■ The data ■
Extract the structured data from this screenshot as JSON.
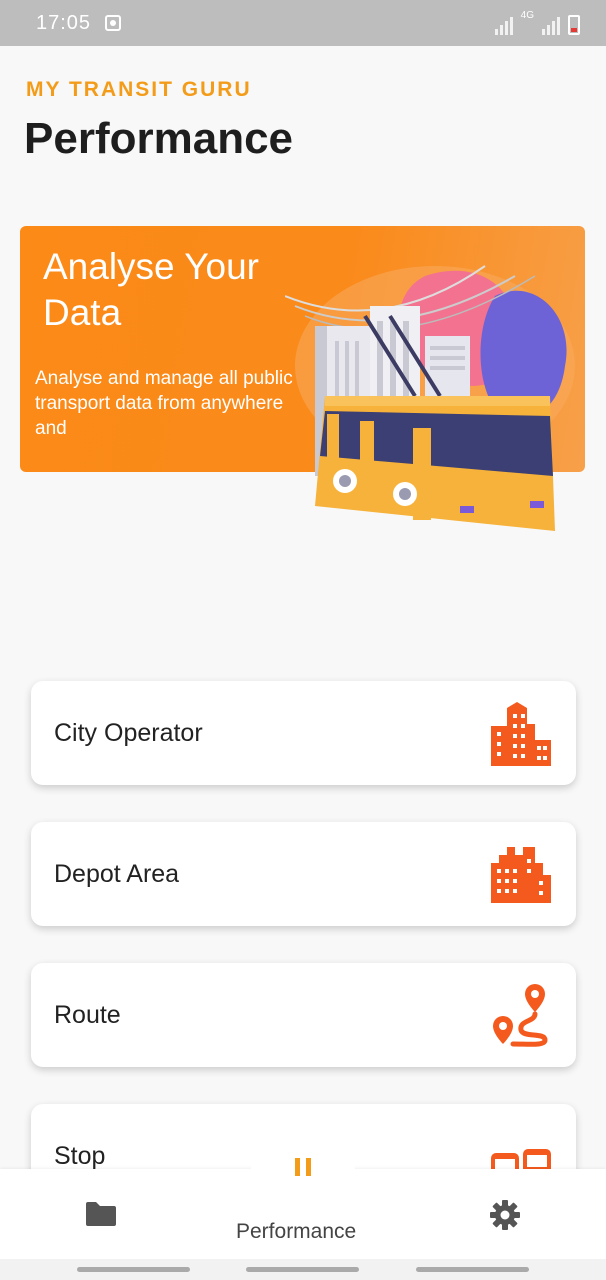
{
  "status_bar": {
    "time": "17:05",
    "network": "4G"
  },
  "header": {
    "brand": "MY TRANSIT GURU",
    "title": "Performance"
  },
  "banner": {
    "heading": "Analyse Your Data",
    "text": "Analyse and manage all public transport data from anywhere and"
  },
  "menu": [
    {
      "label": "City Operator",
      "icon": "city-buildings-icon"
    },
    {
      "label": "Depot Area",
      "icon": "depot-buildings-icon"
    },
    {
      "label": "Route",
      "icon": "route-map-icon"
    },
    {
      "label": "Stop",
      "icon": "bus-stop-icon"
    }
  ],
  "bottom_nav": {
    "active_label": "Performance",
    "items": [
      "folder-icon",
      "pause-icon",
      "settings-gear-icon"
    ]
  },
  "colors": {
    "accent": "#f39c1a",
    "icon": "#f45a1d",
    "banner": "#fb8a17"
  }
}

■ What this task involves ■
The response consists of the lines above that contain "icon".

■ Task result ■
      "icon": "city-buildings-icon"
      "icon": "depot-buildings-icon"
      "icon": "route-map-icon"
      "icon": "bus-stop-icon"
      "folder-icon",
      "pause-icon",
      "settings-gear-icon"
    "icon": "#f45a1d",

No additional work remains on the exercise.